Aim of the task => Your response should contain every line from the data below that holds the string "settings".

Component data from apps and pages:
━━━━━━━━━━

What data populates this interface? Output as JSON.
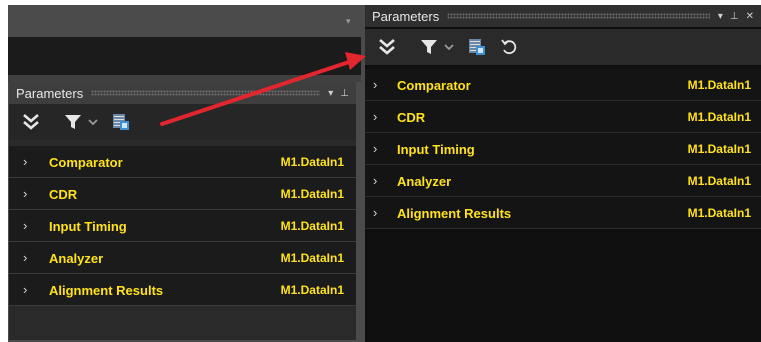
{
  "left_panel": {
    "title": "Parameters",
    "controls": [
      "▾",
      "⊥"
    ],
    "toolbar_icons": [
      "expand-all-icon",
      "filter-icon",
      "grid-settings-icon"
    ],
    "parameters": [
      {
        "name": "Comparator",
        "value": "M1.DataIn1"
      },
      {
        "name": "CDR",
        "value": "M1.DataIn1"
      },
      {
        "name": "Input Timing",
        "value": "M1.DataIn1"
      },
      {
        "name": "Analyzer",
        "value": "M1.DataIn1"
      },
      {
        "name": "Alignment Results",
        "value": "M1.DataIn1"
      }
    ]
  },
  "right_panel": {
    "title": "Parameters",
    "controls": [
      "▾",
      "⊥",
      "✕"
    ],
    "toolbar_icons": [
      "expand-all-icon",
      "filter-icon",
      "grid-settings-icon",
      "reset-icon"
    ],
    "parameters": [
      {
        "name": "Comparator",
        "value": "M1.DataIn1"
      },
      {
        "name": "CDR",
        "value": "M1.DataIn1"
      },
      {
        "name": "Input Timing",
        "value": "M1.DataIn1"
      },
      {
        "name": "Analyzer",
        "value": "M1.DataIn1"
      },
      {
        "name": "Alignment Results",
        "value": "M1.DataIn1"
      }
    ]
  },
  "colors": {
    "value_text": "#ffe21a",
    "annotation_arrow": "#e3262d",
    "panel_dark": "#1b1b1b"
  }
}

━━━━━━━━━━

Result for this task =>
      "grid-settings-icon"
      "grid-settings-icon",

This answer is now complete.